That’s the gist of Maev Kennedy’s extended piece on the U.K.’s Portable Antiquities Scheme in today’s Guardian:
As the money that funded an unprecedented explosion of professional archaeology during the economic boom years runs out, public hunger to peel back the past beneath our feet is helping to fill the gap. So the grots are identifying lost villages and settlements, Roman forts and temples, previously unknown trade routes; even mapping the slow ebb of the Roman empire from Britain.

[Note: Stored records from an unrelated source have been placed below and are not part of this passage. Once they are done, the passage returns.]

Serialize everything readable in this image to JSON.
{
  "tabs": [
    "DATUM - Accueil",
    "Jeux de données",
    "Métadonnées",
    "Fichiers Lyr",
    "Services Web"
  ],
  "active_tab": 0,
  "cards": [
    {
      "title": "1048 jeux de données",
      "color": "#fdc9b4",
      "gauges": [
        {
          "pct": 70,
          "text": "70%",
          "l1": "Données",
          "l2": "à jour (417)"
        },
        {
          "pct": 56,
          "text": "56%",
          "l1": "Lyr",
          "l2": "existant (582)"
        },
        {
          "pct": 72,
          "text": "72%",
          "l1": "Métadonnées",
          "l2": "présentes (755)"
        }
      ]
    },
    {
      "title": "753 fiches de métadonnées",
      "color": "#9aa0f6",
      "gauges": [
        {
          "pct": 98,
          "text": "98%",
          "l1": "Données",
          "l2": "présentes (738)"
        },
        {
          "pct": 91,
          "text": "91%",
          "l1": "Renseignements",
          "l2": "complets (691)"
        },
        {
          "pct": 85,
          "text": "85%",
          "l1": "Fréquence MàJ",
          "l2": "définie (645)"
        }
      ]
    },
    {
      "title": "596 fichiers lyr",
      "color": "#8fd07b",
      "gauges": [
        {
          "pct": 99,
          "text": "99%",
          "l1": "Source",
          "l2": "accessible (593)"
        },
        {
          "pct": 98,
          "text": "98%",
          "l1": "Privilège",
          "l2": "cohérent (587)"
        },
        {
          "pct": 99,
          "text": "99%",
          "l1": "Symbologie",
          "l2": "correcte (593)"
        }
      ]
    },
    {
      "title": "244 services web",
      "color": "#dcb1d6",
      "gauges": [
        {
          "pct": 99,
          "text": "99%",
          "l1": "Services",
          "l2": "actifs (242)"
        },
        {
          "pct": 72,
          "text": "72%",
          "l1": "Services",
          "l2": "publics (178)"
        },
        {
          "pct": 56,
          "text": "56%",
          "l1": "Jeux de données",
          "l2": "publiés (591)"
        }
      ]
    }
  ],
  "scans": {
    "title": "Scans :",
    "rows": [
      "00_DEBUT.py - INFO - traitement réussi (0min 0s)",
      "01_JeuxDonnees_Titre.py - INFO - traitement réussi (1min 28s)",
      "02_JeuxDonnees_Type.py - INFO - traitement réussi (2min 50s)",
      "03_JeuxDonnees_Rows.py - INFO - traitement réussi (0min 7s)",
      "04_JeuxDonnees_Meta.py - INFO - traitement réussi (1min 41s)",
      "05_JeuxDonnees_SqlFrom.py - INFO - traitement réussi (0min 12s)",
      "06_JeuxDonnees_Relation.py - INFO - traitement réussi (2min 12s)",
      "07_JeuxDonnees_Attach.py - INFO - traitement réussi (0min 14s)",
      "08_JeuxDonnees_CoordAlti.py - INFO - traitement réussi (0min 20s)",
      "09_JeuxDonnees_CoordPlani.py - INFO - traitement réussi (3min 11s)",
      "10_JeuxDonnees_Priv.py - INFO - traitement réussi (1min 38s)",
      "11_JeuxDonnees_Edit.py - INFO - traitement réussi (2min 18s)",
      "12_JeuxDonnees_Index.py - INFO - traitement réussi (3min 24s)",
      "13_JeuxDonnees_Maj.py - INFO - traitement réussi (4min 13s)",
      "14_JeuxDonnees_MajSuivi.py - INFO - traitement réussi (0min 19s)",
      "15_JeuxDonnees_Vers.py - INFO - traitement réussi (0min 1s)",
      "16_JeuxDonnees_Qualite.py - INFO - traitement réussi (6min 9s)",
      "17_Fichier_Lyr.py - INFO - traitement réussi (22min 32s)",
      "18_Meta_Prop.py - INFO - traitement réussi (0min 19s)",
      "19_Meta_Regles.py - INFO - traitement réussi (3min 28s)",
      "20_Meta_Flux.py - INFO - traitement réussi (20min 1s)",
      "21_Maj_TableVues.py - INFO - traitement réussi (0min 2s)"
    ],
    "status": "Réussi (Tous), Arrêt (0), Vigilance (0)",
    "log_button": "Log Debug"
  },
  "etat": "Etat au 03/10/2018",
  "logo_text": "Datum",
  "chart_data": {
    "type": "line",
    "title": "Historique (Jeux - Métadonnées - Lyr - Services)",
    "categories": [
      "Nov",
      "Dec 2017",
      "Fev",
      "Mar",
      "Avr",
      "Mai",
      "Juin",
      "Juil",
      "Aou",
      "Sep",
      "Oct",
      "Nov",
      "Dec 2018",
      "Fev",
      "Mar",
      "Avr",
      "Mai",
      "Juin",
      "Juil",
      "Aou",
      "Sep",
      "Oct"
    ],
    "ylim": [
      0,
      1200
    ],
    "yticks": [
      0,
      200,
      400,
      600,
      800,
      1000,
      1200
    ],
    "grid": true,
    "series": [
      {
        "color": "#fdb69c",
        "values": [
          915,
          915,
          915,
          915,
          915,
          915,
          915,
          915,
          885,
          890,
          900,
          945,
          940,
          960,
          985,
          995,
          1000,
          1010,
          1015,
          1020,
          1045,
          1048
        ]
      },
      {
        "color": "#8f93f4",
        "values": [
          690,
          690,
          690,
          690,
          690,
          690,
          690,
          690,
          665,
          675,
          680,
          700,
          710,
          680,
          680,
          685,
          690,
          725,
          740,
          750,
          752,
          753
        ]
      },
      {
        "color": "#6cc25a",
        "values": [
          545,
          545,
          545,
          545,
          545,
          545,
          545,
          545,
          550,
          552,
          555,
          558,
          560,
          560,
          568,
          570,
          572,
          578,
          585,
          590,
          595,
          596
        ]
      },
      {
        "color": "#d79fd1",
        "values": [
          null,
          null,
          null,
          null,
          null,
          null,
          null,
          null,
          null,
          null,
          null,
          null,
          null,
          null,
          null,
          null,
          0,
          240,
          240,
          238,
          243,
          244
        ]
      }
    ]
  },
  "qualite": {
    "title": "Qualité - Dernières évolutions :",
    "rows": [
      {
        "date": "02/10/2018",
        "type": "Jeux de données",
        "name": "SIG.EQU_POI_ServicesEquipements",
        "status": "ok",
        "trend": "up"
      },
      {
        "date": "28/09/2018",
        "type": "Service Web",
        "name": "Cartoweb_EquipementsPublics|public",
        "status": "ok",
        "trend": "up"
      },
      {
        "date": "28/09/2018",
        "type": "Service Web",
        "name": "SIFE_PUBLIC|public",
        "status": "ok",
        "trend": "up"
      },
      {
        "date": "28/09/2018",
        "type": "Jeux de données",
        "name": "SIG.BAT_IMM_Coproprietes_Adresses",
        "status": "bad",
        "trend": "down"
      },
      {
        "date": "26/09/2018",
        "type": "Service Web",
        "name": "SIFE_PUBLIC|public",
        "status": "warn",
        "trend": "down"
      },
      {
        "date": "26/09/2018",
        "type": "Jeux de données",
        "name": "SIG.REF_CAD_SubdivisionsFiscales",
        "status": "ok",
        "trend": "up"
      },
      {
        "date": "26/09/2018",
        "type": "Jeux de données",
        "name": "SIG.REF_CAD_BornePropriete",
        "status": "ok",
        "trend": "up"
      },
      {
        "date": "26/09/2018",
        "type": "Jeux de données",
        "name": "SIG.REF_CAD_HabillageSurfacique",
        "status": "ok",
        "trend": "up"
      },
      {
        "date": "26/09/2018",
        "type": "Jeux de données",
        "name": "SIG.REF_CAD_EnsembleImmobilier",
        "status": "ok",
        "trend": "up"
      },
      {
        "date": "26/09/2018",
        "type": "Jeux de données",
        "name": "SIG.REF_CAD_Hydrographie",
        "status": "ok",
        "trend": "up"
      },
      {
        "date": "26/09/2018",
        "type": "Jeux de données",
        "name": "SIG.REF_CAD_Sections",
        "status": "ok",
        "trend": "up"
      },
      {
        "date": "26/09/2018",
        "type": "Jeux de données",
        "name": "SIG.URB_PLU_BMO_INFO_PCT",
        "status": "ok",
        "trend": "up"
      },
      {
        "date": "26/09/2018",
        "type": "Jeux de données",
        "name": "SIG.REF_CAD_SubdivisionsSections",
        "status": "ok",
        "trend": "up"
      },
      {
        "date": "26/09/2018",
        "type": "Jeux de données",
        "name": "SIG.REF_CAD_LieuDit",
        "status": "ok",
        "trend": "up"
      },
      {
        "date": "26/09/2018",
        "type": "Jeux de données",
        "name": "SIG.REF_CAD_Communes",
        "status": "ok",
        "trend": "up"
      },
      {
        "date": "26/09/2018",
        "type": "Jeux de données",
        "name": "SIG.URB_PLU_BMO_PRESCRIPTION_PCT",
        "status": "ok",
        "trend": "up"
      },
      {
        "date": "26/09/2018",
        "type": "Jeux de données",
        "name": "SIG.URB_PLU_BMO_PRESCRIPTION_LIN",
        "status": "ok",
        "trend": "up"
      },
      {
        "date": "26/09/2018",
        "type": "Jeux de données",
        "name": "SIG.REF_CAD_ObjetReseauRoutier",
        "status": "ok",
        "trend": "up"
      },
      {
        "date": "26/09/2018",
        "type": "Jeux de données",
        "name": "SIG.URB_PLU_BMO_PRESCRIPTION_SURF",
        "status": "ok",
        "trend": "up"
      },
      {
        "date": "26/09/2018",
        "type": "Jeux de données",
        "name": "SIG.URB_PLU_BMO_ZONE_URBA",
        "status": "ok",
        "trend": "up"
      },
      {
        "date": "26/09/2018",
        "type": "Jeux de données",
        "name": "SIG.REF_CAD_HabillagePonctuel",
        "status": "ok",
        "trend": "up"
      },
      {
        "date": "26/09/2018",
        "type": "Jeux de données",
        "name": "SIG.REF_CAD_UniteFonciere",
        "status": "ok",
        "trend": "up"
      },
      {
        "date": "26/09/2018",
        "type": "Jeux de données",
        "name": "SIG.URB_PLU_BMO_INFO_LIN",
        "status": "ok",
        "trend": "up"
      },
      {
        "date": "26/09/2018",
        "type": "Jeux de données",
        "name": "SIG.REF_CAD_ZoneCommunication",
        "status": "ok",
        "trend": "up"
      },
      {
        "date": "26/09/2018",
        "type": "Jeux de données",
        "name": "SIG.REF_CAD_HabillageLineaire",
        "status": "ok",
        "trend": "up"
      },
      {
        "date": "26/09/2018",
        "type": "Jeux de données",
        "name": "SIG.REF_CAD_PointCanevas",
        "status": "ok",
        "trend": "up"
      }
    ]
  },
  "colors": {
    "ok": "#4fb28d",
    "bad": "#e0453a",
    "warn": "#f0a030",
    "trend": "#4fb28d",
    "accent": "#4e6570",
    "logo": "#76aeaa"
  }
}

By law, you must have a licence to excavate or remove even a pebble from a scheduled ancient monument or listed building, and all treasure finds anywhere must be reported. But anyone can pick up a metal detector – there are an estimated 180,000 in Britain – and take it into a ploughed field with the permission of the landowner. Fired by an unprecedented public interest in archaeology, thousands of people are doing just that, and the finds they report, often almost worthless in terms of cash, are proving true treasure.
“This is revolutionary stuff,” says Sam Moorhead, a coins expert at the British Museum, who is in charge of the coins reported under the Portable Antiquities Scheme (PAS). “Gold doesn’t map settlements – high-status coins could be hidden or lost anywhere. But where you’ve got 100 grots, you’ve got a settlement.”
The grots have only been reported since 1996, when the PAS began establishing a national network of finds officers, to record and crucially map all the archaeological objects found by amateurs. The scheme has gradually forged a truce between most career archaeologists and the metal detectorists many previously regarded as little better than looters.
Reports of finds from bronze-age arrows to second world war cap badges are now running at 50,000 a year. Gradually, the detectorists realised that the archaeologists were interested in the rubbish in their grot pots. This week the scheme recorded its 400,000th object, a classic grot from Lincolnshire that has turned out to be a fabulously rare coin.